Nice reuse of the heat, that’s really unique. What’s the best part of your job?

It’s the best job I’ve ever had! I love distilling and chatting to people that come through. I love the look on someones face when they taste gin at 93% ABV because they all think it will be rocket fuel!! When they taste it they see how pure, clean and sweet the spirit is.

Talking of which, for those who haven’t tasted it (at normal strength), could you describe your gins?

Our gins are modern styles that use juniper as a canvas rather than the dominant botanical.
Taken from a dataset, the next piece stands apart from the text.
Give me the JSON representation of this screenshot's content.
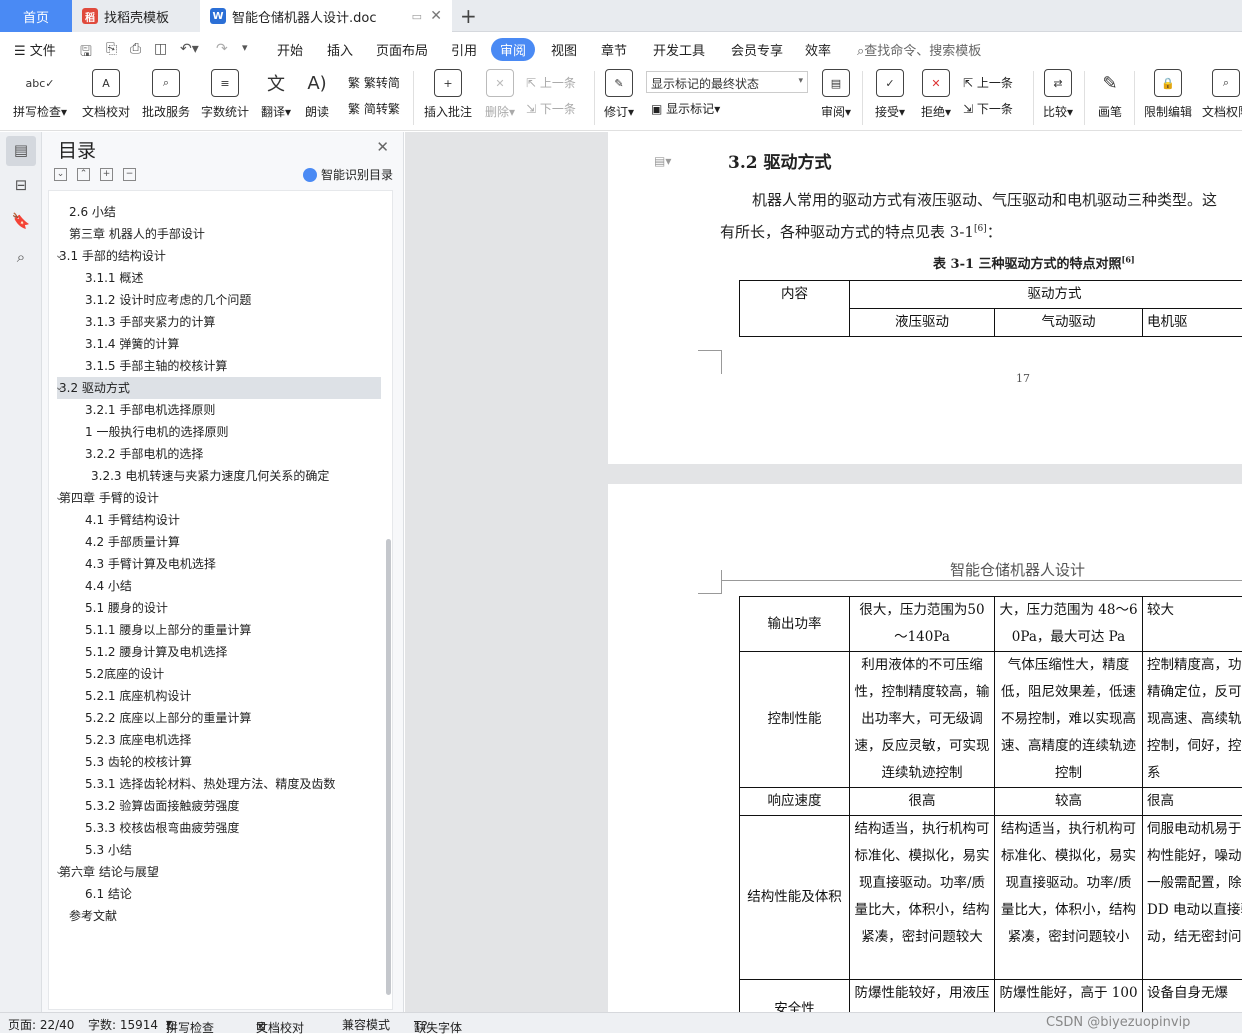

With the Navy Strength the spices are pulled more towards Asia (I find the RDG has a more Mediterranean character because of the orange lift). We use the same base botanicals in most of our gins (Juniper, coriander, cardamom, cassia, star anise, lavender, angelica, lemon myrtle and tasmanian pepperberry leaf) as well as oranges, finger limes (the Native Australian lime), fresh ginger and turmeric. Finger limes are amazing to distill, they have almost a lemon panacotta character that works so well with ginger.  Turmeric fills the palate with dill, carrot and cucumber.

I love this gin in a G&T with freshly shaved ginger and kaffir lime leaf as a garnish (it’s not chill filtered so it might go a bit cloudy!).

Australian gin is exploding right now and from an international perspective Four Pillars is ahead of the curve in people discovering it. What do you think makes your gins unique and what does the next year or so look like for you guys?

I think Australia is in a fantastic position to make some really interesting gin. Our use of Australian botanicals creates something really unique – lemon myrtle, cinnamon myrtle, anise myrtle, bush tomatoes, quandongs… the list goes on. I also think we have a great opportunity being on the doorstep of the spice trails through Asia. Some of the stuff we’ve been playing with is insanely good – Cubeb, Java Longpepper, and Sichuan!!

The year ahead will be busy. Very busy. Our 50lt test still (Eileen) will arrive from CARL shortly so we are already planning some distillations with bartenders and chefs. We have a couple of small collaborations planned – the one we did with Santamanía in Madrid was fantastic (watch this space!).  Overall we will just keep working hard, make gin, fill barrels, play with botanicals, meet people in our export markets… and try not to count the hours!

We all love a tipple or two so other than your own, what other gins to you enjoy? Are there any that you particularly like?

I really love Santamania’s take on a London Dry Gin. Really delicate and totally delicious. I’ve always loved what the guys at Dry Fly do in the US too. Sipsmith remains a bit of a favourite. I also love the Beefeater Boroughs Reserve. It is an inspirational barrel aged gin and gave me great confidence in our barrel aging program.

And lastly, what’s your favourite way to enjoy Four Pillars Gin?

“It doesn’t matter what the question is, the answer is always NEGRONI.”

Four Pillars Gin Distillery